MATERIAL SUPPLIED Start Marker
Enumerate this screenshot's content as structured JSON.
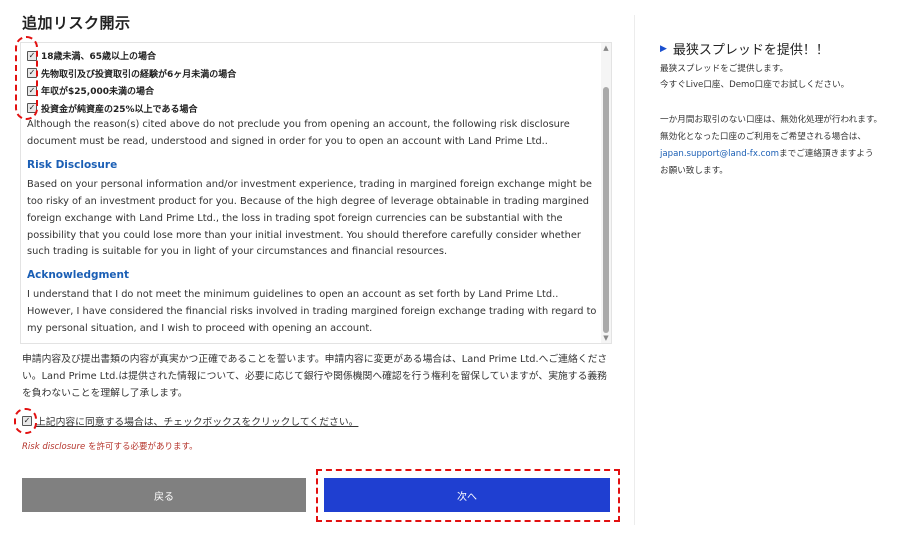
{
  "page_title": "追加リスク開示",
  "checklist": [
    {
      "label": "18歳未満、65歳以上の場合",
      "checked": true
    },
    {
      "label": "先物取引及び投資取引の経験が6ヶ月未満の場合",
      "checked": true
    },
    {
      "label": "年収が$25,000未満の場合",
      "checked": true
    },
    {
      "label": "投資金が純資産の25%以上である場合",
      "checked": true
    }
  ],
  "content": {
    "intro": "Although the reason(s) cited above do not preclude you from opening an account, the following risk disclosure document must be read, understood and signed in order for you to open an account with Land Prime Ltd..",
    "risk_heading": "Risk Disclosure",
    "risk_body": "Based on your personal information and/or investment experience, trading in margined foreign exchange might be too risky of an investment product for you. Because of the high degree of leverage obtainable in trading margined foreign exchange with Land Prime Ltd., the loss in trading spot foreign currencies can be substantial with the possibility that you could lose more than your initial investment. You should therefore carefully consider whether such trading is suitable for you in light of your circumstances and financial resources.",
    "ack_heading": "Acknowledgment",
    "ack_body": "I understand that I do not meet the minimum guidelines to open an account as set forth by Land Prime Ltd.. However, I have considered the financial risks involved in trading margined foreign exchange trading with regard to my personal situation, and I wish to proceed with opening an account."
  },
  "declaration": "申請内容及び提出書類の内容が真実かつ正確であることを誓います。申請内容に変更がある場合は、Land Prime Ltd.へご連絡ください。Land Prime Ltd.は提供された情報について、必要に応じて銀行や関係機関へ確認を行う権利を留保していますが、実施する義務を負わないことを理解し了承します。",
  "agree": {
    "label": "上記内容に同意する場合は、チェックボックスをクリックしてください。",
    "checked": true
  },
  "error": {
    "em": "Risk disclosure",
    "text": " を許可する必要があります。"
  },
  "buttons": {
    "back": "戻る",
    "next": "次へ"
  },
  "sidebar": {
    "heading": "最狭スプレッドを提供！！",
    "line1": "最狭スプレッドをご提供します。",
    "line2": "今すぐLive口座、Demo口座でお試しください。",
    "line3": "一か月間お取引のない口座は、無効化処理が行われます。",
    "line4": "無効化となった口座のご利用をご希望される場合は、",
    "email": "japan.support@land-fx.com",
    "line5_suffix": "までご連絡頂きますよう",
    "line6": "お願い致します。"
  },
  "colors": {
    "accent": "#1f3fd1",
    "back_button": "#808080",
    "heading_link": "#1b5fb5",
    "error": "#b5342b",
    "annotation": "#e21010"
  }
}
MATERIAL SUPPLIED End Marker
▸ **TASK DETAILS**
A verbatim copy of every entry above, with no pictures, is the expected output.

▸ **SOLUTION BELOW**
Enumerate this screenshot's content as structured JSON.
{
  "page_title": "追加リスク開示",
  "checklist": [
    {
      "label": "18歳未満、65歳以上の場合",
      "checked": true
    },
    {
      "label": "先物取引及び投資取引の経験が6ヶ月未満の場合",
      "checked": true
    },
    {
      "label": "年収が$25,000未満の場合",
      "checked": true
    },
    {
      "label": "投資金が純資産の25%以上である場合",
      "checked": true
    }
  ],
  "content": {
    "intro": "Although the reason(s) cited above do not preclude you from opening an account, the following risk disclosure document must be read, understood and signed in order for you to open an account with Land Prime Ltd..",
    "risk_heading": "Risk Disclosure",
    "risk_body": "Based on your personal information and/or investment experience, trading in margined foreign exchange might be too risky of an investment product for you. Because of the high degree of leverage obtainable in trading margined foreign exchange with Land Prime Ltd., the loss in trading spot foreign currencies can be substantial with the possibility that you could lose more than your initial investment. You should therefore carefully consider whether such trading is suitable for you in light of your circumstances and financial resources.",
    "ack_heading": "Acknowledgment",
    "ack_body": "I understand that I do not meet the minimum guidelines to open an account as set forth by Land Prime Ltd.. However, I have considered the financial risks involved in trading margined foreign exchange trading with regard to my personal situation, and I wish to proceed with opening an account."
  },
  "declaration": "申請内容及び提出書類の内容が真実かつ正確であることを誓います。申請内容に変更がある場合は、Land Prime Ltd.へご連絡ください。Land Prime Ltd.は提供された情報について、必要に応じて銀行や関係機関へ確認を行う権利を留保していますが、実施する義務を負わないことを理解し了承します。",
  "agree": {
    "label": "上記内容に同意する場合は、チェックボックスをクリックしてください。",
    "checked": true
  },
  "error": {
    "em": "Risk disclosure",
    "text": " を許可する必要があります。"
  },
  "buttons": {
    "back": "戻る",
    "next": "次へ"
  },
  "sidebar": {
    "heading": "最狭スプレッドを提供！！",
    "line1": "最狭スプレッドをご提供します。",
    "line2": "今すぐLive口座、Demo口座でお試しください。",
    "line3": "一か月間お取引のない口座は、無効化処理が行われます。",
    "line4": "無効化となった口座のご利用をご希望される場合は、",
    "email": "japan.support@land-fx.com",
    "line5_suffix": "までご連絡頂きますよう",
    "line6": "お願い致します。"
  },
  "colors": {
    "accent": "#1f3fd1",
    "back_button": "#808080",
    "heading_link": "#1b5fb5",
    "error": "#b5342b",
    "annotation": "#e21010"
  }
}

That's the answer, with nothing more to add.